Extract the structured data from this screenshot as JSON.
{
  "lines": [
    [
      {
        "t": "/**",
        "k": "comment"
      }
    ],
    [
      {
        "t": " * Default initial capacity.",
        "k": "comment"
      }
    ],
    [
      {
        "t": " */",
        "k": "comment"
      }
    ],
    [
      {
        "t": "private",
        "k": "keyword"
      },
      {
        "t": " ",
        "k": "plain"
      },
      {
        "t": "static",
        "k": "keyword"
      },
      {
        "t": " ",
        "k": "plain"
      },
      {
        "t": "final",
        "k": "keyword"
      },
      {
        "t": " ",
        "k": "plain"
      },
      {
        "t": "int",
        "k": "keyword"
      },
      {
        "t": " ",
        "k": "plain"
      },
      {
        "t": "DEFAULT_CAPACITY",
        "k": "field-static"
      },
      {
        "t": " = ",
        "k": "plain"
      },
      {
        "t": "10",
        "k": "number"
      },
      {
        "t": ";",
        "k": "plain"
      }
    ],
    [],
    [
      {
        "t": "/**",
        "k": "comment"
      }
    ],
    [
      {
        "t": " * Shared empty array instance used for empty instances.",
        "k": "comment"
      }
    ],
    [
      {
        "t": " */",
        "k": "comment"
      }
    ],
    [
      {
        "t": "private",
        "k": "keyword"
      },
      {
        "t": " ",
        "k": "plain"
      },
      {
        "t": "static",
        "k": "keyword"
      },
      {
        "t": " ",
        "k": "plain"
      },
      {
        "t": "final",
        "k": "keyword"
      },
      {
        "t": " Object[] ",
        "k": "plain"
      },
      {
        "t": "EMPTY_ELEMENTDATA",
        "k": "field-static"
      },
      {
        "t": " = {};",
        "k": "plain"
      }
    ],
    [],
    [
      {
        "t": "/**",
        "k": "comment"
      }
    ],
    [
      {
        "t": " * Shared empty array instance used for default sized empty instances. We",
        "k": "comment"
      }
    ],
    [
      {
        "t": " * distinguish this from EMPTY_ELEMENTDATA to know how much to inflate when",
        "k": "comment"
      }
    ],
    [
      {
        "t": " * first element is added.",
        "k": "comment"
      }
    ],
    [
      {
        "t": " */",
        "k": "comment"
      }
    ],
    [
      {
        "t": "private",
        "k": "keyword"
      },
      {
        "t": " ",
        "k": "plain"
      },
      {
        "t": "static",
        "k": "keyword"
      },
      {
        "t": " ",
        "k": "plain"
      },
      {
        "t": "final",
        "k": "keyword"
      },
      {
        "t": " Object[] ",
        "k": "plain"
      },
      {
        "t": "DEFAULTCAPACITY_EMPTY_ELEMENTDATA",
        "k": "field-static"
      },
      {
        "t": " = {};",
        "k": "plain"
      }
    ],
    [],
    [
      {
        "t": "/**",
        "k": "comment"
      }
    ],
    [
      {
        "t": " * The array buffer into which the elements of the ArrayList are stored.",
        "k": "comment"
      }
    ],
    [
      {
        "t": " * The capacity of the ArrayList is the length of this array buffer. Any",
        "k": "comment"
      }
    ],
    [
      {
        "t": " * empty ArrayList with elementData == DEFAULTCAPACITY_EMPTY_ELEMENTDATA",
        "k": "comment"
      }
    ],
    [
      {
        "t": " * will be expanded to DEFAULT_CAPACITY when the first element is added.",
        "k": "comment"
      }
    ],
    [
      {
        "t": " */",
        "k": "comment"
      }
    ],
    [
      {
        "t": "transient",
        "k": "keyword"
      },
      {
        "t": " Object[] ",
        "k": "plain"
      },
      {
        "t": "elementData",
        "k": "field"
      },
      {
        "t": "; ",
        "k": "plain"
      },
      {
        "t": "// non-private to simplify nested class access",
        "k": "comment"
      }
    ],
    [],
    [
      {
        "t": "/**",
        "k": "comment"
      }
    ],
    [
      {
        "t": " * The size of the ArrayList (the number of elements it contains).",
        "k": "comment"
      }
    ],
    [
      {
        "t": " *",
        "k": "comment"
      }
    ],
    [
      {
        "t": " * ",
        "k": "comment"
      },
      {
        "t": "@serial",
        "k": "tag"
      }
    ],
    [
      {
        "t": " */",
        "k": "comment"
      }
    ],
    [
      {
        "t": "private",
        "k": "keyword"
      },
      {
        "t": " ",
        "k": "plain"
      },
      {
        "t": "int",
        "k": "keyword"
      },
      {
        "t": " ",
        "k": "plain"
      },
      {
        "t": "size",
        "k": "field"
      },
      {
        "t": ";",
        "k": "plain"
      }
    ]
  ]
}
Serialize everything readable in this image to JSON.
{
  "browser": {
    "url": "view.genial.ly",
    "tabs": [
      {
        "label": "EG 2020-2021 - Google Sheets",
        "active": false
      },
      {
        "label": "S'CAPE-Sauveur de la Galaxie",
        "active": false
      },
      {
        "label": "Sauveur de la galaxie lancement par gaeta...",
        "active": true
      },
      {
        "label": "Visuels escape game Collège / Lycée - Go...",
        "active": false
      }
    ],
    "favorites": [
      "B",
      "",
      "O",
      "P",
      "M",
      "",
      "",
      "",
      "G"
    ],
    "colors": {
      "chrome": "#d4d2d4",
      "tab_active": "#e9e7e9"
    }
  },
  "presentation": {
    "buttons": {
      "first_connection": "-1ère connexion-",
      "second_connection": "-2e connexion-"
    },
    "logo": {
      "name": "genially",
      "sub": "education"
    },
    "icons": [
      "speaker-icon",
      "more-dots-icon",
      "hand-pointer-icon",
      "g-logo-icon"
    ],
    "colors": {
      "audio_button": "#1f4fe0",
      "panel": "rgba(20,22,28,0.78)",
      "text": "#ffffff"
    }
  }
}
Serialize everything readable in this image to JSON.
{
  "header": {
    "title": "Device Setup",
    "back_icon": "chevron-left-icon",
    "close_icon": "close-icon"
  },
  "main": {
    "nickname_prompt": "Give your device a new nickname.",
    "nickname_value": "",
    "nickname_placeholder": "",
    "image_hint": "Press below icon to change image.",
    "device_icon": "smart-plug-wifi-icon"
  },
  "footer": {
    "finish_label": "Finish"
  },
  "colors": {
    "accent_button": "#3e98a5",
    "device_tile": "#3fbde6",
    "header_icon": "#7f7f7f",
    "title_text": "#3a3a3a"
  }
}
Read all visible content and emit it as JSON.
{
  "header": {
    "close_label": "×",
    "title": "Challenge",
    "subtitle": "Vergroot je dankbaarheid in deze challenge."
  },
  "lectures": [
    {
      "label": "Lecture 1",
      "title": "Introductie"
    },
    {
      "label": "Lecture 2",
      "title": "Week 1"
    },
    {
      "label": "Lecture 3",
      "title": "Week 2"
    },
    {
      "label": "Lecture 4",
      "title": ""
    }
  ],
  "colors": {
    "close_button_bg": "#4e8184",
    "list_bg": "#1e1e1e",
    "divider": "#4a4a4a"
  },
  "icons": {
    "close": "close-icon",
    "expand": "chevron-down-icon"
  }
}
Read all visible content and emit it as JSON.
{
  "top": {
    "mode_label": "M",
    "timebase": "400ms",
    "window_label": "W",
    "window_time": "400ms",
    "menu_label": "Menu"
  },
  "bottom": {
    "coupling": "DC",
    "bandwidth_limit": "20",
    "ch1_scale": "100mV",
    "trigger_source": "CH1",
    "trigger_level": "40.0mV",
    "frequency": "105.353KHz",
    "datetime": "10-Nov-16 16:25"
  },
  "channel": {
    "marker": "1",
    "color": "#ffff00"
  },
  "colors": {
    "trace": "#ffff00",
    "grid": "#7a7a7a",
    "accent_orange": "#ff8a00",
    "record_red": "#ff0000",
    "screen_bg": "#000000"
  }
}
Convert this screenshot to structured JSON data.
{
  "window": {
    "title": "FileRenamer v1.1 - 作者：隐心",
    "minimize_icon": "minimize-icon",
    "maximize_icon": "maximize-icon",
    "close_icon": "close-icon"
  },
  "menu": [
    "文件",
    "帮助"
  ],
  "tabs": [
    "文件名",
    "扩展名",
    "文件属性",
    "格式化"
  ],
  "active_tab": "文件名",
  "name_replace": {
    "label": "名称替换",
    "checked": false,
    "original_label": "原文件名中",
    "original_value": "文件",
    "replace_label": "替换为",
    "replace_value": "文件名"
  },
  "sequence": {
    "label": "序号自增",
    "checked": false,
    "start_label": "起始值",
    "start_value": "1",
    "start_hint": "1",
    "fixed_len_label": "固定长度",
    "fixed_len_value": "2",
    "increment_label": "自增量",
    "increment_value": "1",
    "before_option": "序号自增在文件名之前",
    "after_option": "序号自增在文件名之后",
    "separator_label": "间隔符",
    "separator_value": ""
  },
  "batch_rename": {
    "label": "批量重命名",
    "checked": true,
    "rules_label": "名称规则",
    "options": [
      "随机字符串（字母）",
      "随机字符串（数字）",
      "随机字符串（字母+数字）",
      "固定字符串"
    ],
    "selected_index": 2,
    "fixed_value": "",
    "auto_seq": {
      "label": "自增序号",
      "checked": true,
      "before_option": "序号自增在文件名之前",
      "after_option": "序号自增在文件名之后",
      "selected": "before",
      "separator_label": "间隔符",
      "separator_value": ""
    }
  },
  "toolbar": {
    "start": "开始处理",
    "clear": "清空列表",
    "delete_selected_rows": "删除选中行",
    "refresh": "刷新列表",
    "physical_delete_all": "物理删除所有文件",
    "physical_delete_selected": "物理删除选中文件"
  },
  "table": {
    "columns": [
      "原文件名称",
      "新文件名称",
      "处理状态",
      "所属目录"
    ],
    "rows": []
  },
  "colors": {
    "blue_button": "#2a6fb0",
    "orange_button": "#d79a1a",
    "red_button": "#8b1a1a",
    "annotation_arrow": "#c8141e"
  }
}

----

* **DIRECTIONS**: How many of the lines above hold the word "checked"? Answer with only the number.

* **SOLVED EXERCISE**: 4